"At a time when our economy is growing and creating jobs at a faster pace, our job is to keep things on track," Obama told an audience at a Northern Virginia community college.
"I am proposing some difficult cuts that frankly, I wouldn't be proposing if I didn't have to," he said.
But he said, the nation could not simply cut its way to growth.
"We need to make sure that everyone is paying their fair share for the things we do need," he said.
Referring to the so-called Buffet Rule proposal requiring the wealthy to pay more taxes, he said "it's not class warfare, it's common sense."
But the battle lines were already being drawn on Monday, insuring more deadlock between Congress and the White House.
Before the president's speech, Republicans had already gotten in line to shoot holes in the budget proposal. Rep. Paul Ryan, chairman of the House Budget Committee, said the president seemed like he had "decided again to campaign instead of govern.
"He's just going to duck the responsibility to tackle this country's fiscal problems," Ryan said.
Republican Senate leader Mitch McConnell said Democrats did not want to vote on the spending plan, so he would once again put it forward for a Senate vote where he predicted it would fail as it did last year.
In a nutshell, here's the president's plan calls for:
-- Capping annual appropriations approved in August to save $1 trillion over the next decade.
-- Allowing the Bush-era tax cuts to expire at the end of this year for families making $250,000 or more per year, effectively adding $1.5 trillion in new tax revenue.
-- Eliminating tax deductions on the wealthiest taxpayers and enacting the Buffett rule to ensure households with an annual income in excess of $1 million pay at least 30 percent of their income in taxes.

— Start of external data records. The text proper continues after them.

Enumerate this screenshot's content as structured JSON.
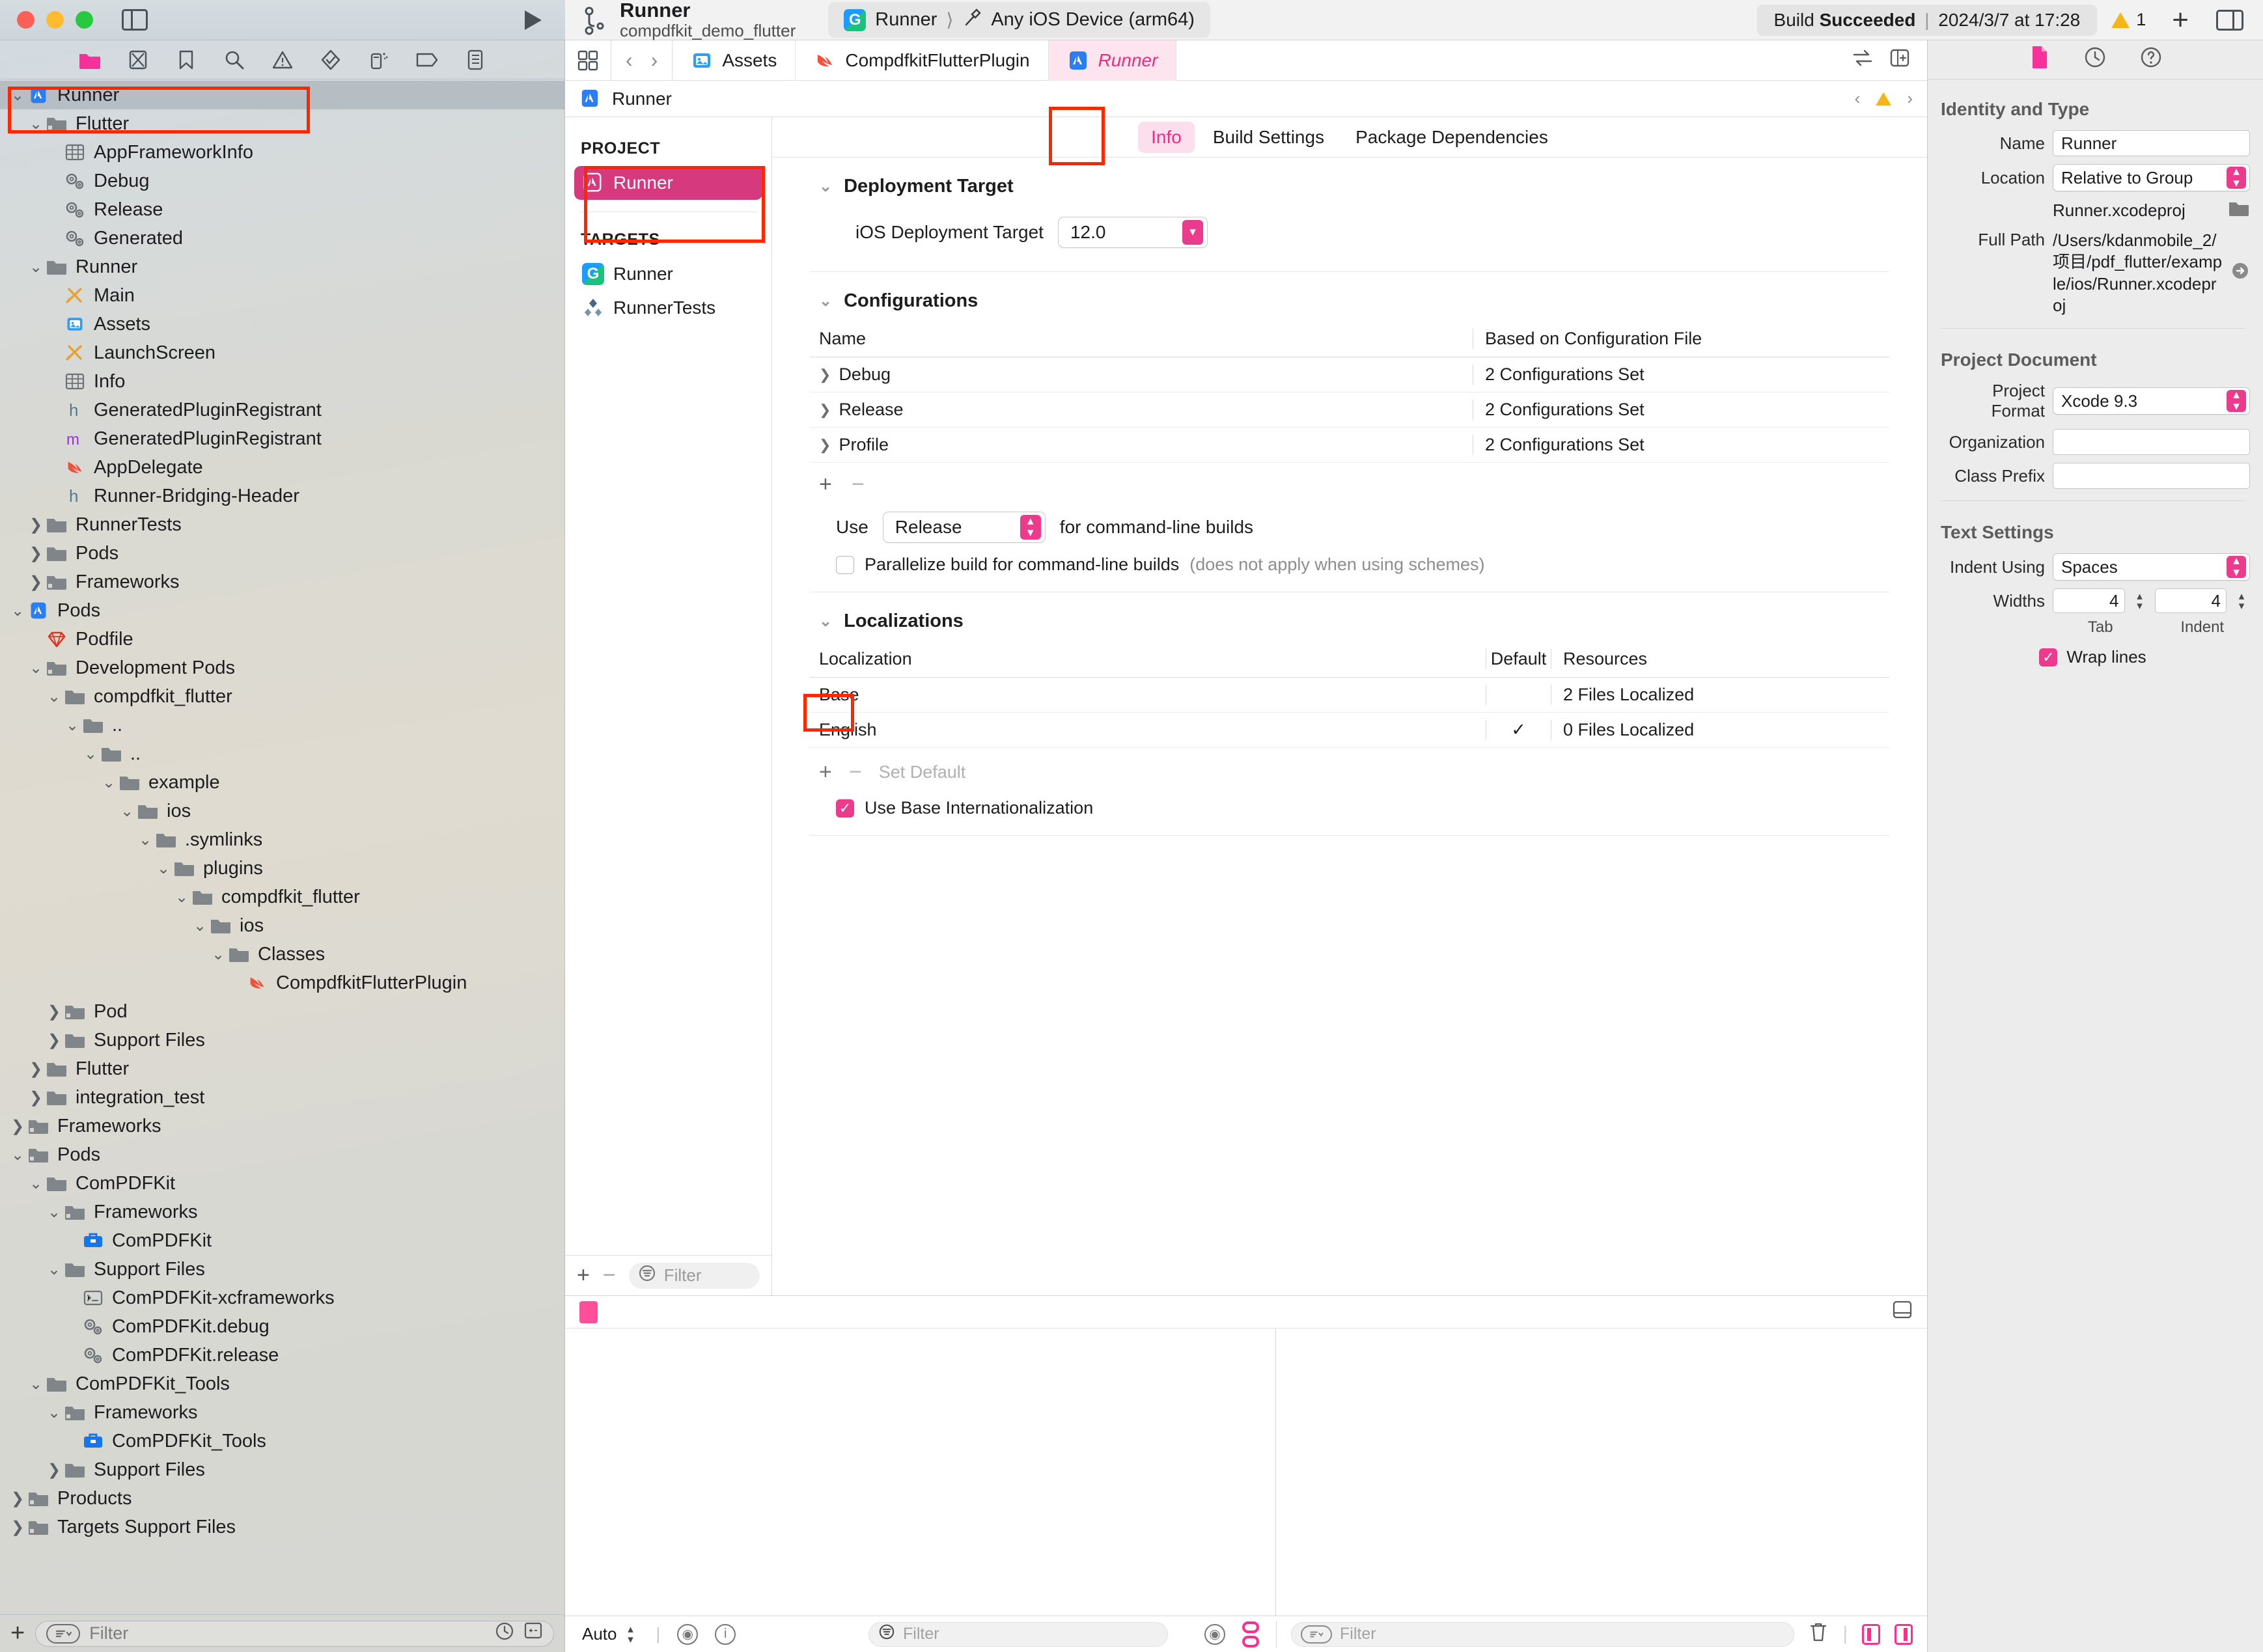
{
  "window": {
    "traffic_lights": [
      "close",
      "minimize",
      "zoom"
    ],
    "run_label": "Run"
  },
  "toolbar": {
    "project_name": "Runner",
    "workspace_name": "compdfkit_demo_flutter",
    "scheme": "Runner",
    "destination": "Any iOS Device (arm64)",
    "build_status_prefix": "Build ",
    "build_status_strong": "Succeeded",
    "build_status_sep": " | ",
    "build_status_time": "2024/3/7 at 17:28",
    "warning_count": "1",
    "add_label": "+"
  },
  "navigator": {
    "icons": [
      "folder-icon",
      "source-control-icon",
      "bookmark-icon",
      "search-icon",
      "warning-icon",
      "test-icon",
      "debug-icon",
      "breakpoint-icon",
      "report-icon"
    ],
    "tree": [
      {
        "label": "Runner",
        "depth": 0,
        "disclosure": "down",
        "icon": "xcode-project-icon",
        "selected": true
      },
      {
        "label": "Flutter",
        "depth": 1,
        "disclosure": "down",
        "icon": "folder-ref-icon"
      },
      {
        "label": "AppFrameworkInfo",
        "depth": 2,
        "disclosure": "none",
        "icon": "plist-icon"
      },
      {
        "label": "Debug",
        "depth": 2,
        "disclosure": "none",
        "icon": "xcconfig-icon"
      },
      {
        "label": "Release",
        "depth": 2,
        "disclosure": "none",
        "icon": "xcconfig-icon"
      },
      {
        "label": "Generated",
        "depth": 2,
        "disclosure": "none",
        "icon": "xcconfig-icon"
      },
      {
        "label": "Runner",
        "depth": 1,
        "disclosure": "down",
        "icon": "folder-icon"
      },
      {
        "label": "Main",
        "depth": 2,
        "disclosure": "none",
        "icon": "storyboard-icon"
      },
      {
        "label": "Assets",
        "depth": 2,
        "disclosure": "none",
        "icon": "assets-icon"
      },
      {
        "label": "LaunchScreen",
        "depth": 2,
        "disclosure": "none",
        "icon": "storyboard-icon"
      },
      {
        "label": "Info",
        "depth": 2,
        "disclosure": "none",
        "icon": "plist-icon"
      },
      {
        "label": "GeneratedPluginRegistrant",
        "depth": 2,
        "disclosure": "none",
        "icon": "h-file-icon"
      },
      {
        "label": "GeneratedPluginRegistrant",
        "depth": 2,
        "disclosure": "none",
        "icon": "m-file-icon"
      },
      {
        "label": "AppDelegate",
        "depth": 2,
        "disclosure": "none",
        "icon": "swift-file-icon"
      },
      {
        "label": "Runner-Bridging-Header",
        "depth": 2,
        "disclosure": "none",
        "icon": "h-file-icon"
      },
      {
        "label": "RunnerTests",
        "depth": 1,
        "disclosure": "right",
        "icon": "folder-icon"
      },
      {
        "label": "Pods",
        "depth": 1,
        "disclosure": "right",
        "icon": "folder-icon"
      },
      {
        "label": "Frameworks",
        "depth": 1,
        "disclosure": "right",
        "icon": "folder-ref-icon"
      },
      {
        "label": "Pods",
        "depth": 0,
        "disclosure": "down",
        "icon": "xcode-project-icon"
      },
      {
        "label": "Podfile",
        "depth": 1,
        "disclosure": "none",
        "icon": "ruby-icon"
      },
      {
        "label": "Development Pods",
        "depth": 1,
        "disclosure": "down",
        "icon": "folder-ref-icon"
      },
      {
        "label": "compdfkit_flutter",
        "depth": 2,
        "disclosure": "down",
        "icon": "folder-icon"
      },
      {
        "label": "..",
        "depth": 3,
        "disclosure": "down",
        "icon": "folder-icon"
      },
      {
        "label": "..",
        "depth": 4,
        "disclosure": "down",
        "icon": "folder-icon"
      },
      {
        "label": "example",
        "depth": 5,
        "disclosure": "down",
        "icon": "folder-icon"
      },
      {
        "label": "ios",
        "depth": 6,
        "disclosure": "down",
        "icon": "folder-icon"
      },
      {
        "label": ".symlinks",
        "depth": 7,
        "disclosure": "down",
        "icon": "folder-icon"
      },
      {
        "label": "plugins",
        "depth": 8,
        "disclosure": "down",
        "icon": "folder-icon"
      },
      {
        "label": "compdfkit_flutter",
        "depth": 9,
        "disclosure": "down",
        "icon": "folder-icon"
      },
      {
        "label": "ios",
        "depth": 10,
        "disclosure": "down",
        "icon": "folder-icon"
      },
      {
        "label": "Classes",
        "depth": 11,
        "disclosure": "down",
        "icon": "folder-icon"
      },
      {
        "label": "CompdfkitFlutterPlugin",
        "depth": 12,
        "disclosure": "none",
        "icon": "swift-file-icon"
      },
      {
        "label": "Pod",
        "depth": 2,
        "disclosure": "right",
        "icon": "folder-ref-icon"
      },
      {
        "label": "Support Files",
        "depth": 2,
        "disclosure": "right",
        "icon": "folder-icon"
      },
      {
        "label": "Flutter",
        "depth": 1,
        "disclosure": "right",
        "icon": "folder-icon"
      },
      {
        "label": "integration_test",
        "depth": 1,
        "disclosure": "right",
        "icon": "folder-icon"
      },
      {
        "label": "Frameworks",
        "depth": 0,
        "disclosure": "right",
        "icon": "folder-ref-icon"
      },
      {
        "label": "Pods",
        "depth": 0,
        "disclosure": "down",
        "icon": "folder-ref-icon"
      },
      {
        "label": "ComPDFKit",
        "depth": 1,
        "disclosure": "down",
        "icon": "folder-icon"
      },
      {
        "label": "Frameworks",
        "depth": 2,
        "disclosure": "down",
        "icon": "folder-ref-icon"
      },
      {
        "label": "ComPDFKit",
        "depth": 3,
        "disclosure": "none",
        "icon": "framework-icon"
      },
      {
        "label": "Support Files",
        "depth": 2,
        "disclosure": "down",
        "icon": "folder-icon"
      },
      {
        "label": "ComPDFKit-xcframeworks",
        "depth": 3,
        "disclosure": "none",
        "icon": "shell-icon"
      },
      {
        "label": "ComPDFKit.debug",
        "depth": 3,
        "disclosure": "none",
        "icon": "xcconfig-icon"
      },
      {
        "label": "ComPDFKit.release",
        "depth": 3,
        "disclosure": "none",
        "icon": "xcconfig-icon"
      },
      {
        "label": "ComPDFKit_Tools",
        "depth": 1,
        "disclosure": "down",
        "icon": "folder-icon"
      },
      {
        "label": "Frameworks",
        "depth": 2,
        "disclosure": "down",
        "icon": "folder-ref-icon"
      },
      {
        "label": "ComPDFKit_Tools",
        "depth": 3,
        "disclosure": "none",
        "icon": "framework-icon"
      },
      {
        "label": "Support Files",
        "depth": 2,
        "disclosure": "right",
        "icon": "folder-icon"
      },
      {
        "label": "Products",
        "depth": 0,
        "disclosure": "right",
        "icon": "folder-ref-icon"
      },
      {
        "label": "Targets Support Files",
        "depth": 0,
        "disclosure": "right",
        "icon": "folder-ref-icon"
      }
    ],
    "bottom": {
      "add_label": "+",
      "filter_placeholder": "Filter",
      "recent_icon": "clock-icon",
      "split_icon": "split-icon"
    }
  },
  "editor": {
    "tabs": [
      {
        "label": "Assets",
        "icon": "assets-icon",
        "active": false
      },
      {
        "label": "CompdfkitFlutterPlugin",
        "icon": "swift-file-icon",
        "active": false
      },
      {
        "label": "Runner",
        "icon": "xcode-project-icon",
        "active": true
      }
    ],
    "jumpbar": {
      "title": "Runner",
      "icon": "xcode-project-icon",
      "warning_count": "1"
    },
    "project_pane": {
      "project_header": "PROJECT",
      "project_items": [
        {
          "label": "Runner",
          "icon": "xcode-project-icon",
          "selected": true
        }
      ],
      "targets_header": "TARGETS",
      "target_items": [
        {
          "label": "Runner",
          "icon": "app-target-icon"
        },
        {
          "label": "RunnerTests",
          "icon": "test-target-icon"
        }
      ],
      "bottom": {
        "add_label": "+",
        "remove_label": "−",
        "filter_placeholder": "Filter"
      }
    },
    "content_tabs": [
      {
        "label": "Info",
        "active": true
      },
      {
        "label": "Build Settings",
        "active": false
      },
      {
        "label": "Package Dependencies",
        "active": false
      }
    ],
    "deployment_target": {
      "section_title": "Deployment Target",
      "label": "iOS Deployment Target",
      "value": "12.0"
    },
    "configurations": {
      "section_title": "Configurations",
      "columns": [
        "Name",
        "Based on Configuration File"
      ],
      "rows": [
        {
          "name": "Debug",
          "based_on": "2 Configurations Set"
        },
        {
          "name": "Release",
          "based_on": "2 Configurations Set"
        },
        {
          "name": "Profile",
          "based_on": "2 Configurations Set"
        }
      ],
      "add_label": "+",
      "remove_label": "−",
      "use_prefix": "Use",
      "use_value": "Release",
      "use_suffix": "for command-line builds",
      "parallelize_label": "Parallelize build for command-line builds",
      "parallelize_note": "(does not apply when using schemes)",
      "parallelize_checked": false
    },
    "localizations": {
      "section_title": "Localizations",
      "columns": [
        "Localization",
        "Default",
        "Resources"
      ],
      "rows": [
        {
          "name": "Base",
          "default": "",
          "resources": "2 Files Localized"
        },
        {
          "name": "English",
          "default": "✓",
          "resources": "0 Files Localized"
        }
      ],
      "add_label": "+",
      "remove_label": "−",
      "set_default_label": "Set Default",
      "base_intl_label": "Use Base Internationalization",
      "base_intl_checked": true
    }
  },
  "debug_area": {
    "left_filter_placeholder": "Filter",
    "right_filter_placeholder": "Filter",
    "auto_label": "Auto",
    "trash_icon": "trash-icon"
  },
  "inspector": {
    "tabs": [
      "file-inspector-icon",
      "history-inspector-icon",
      "help-inspector-icon"
    ],
    "identity": {
      "title": "Identity and Type",
      "name_label": "Name",
      "name_value": "Runner",
      "location_label": "Location",
      "location_value": "Relative to Group",
      "file_name": "Runner.xcodeproj",
      "full_path_label": "Full Path",
      "full_path_value": "/Users/kdanmobile_2/项目/pdf_flutter/example/ios/Runner.xcodeproj"
    },
    "project_document": {
      "title": "Project Document",
      "format_label": "Project Format",
      "format_value": "Xcode 9.3",
      "organization_label": "Organization",
      "organization_value": "",
      "class_prefix_label": "Class Prefix",
      "class_prefix_value": ""
    },
    "text_settings": {
      "title": "Text Settings",
      "indent_label": "Indent Using",
      "indent_value": "Spaces",
      "widths_label": "Widths",
      "tab_value": "4",
      "indent_value_num": "4",
      "tab_sublabel": "Tab",
      "indent_sublabel": "Indent",
      "wrap_label": "Wrap lines",
      "wrap_checked": true
    }
  },
  "colors": {
    "accent_pink": "#ec3b8d",
    "tab_pink": "#f42b85",
    "annotation_red": "#ff2600",
    "warning_yellow": "#f5b514"
  }
}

-- Imposing a new $61 billion tax over 10 years on big banks aimed at recovering the costs of the financial bailout and providing money to help homeowners facing foreclosure on their homes.
-- Eliminating tax breaks for oil, gas and coal companies.
-- Spending an additional $476 billion on transportation projects, including efforts to expand inner-city rail services.
-- A $50 billion "upfront" investment for transportation, $30 billion to modernize at least 35,000 schools and $30 billion to help states hire teachers and police, rescue and fire department workers.